Blaz v. Michael Reese Hospital Foundation

Blaz v. Michael Reese Hospital Foundation,
No. 96 C 0091 (N.D. Ill. Dec. 23, 1999)

In 1947 and 1948, plaintiff
was treated with x-ray therapy for some benign conditions of the head and neck
at defendant Hospital. In 1996 he sued the hospital and the physician who headed
the hospital?s follow-up project that investigated the effect of the treatment.
Plaintiff claimed that he suffers from various tumors because of the negligent
exposure to harmful radiation and that the hospital never explained the risks
associated with radiation therapy. He also claimed that the hospital fraudulently
concealed that there was "strong evidence" of a connection between
the treatment and tumors when he was asked to participate in the follow-up study.

Relying on an Illinois Supreme Court case from
1905, the hospital argued that it was entitled to
absolute charitable immunity from suit for acts of
its employees occurring before 1950. The federal
district court denied summary judgment on the
charitable immunity theory, ruling that the
hospital read the 1905 decision too broadly ? it
protects only the trust funds of a charity from
damages for the negligence of its employees.

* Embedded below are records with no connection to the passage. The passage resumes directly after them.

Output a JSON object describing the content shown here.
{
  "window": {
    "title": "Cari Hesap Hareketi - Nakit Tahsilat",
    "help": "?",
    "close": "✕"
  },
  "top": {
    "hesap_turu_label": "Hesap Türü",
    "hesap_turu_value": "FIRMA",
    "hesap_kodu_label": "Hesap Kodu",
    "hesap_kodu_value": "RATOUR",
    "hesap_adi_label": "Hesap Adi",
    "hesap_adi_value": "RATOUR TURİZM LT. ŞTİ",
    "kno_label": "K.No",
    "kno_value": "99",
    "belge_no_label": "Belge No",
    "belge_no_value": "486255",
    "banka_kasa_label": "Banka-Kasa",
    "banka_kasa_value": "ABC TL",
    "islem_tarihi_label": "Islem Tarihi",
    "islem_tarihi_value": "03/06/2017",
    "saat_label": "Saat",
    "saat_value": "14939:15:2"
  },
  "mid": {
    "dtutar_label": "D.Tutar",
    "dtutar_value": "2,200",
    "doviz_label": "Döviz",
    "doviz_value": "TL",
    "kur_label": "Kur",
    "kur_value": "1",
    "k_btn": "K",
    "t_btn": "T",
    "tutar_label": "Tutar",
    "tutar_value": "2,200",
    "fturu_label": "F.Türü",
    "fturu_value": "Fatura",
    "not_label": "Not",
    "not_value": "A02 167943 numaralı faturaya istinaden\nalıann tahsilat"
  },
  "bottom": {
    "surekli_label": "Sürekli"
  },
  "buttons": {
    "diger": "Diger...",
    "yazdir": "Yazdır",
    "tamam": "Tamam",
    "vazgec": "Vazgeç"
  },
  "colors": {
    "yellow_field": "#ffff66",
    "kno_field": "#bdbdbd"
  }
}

Finally, the court also refused to grant
summary judgment to the hospital on plaintiff?s
fraudulent concealment claims. The hospital argued
that plaintiff failed to plead his fraud claim with
particularity because he did not name the person
who contacted him regarding the follow-up
investigation. The court said that argument was
"absurd, because under it, a con artist could
always avoid being sued for fraud by simply giving
a false name ? something fraudsters are
particularly likely to do." The court ruled
that plaintiff was required to plead the "who,
what, when, and where" of the alleged fraud,
which he did.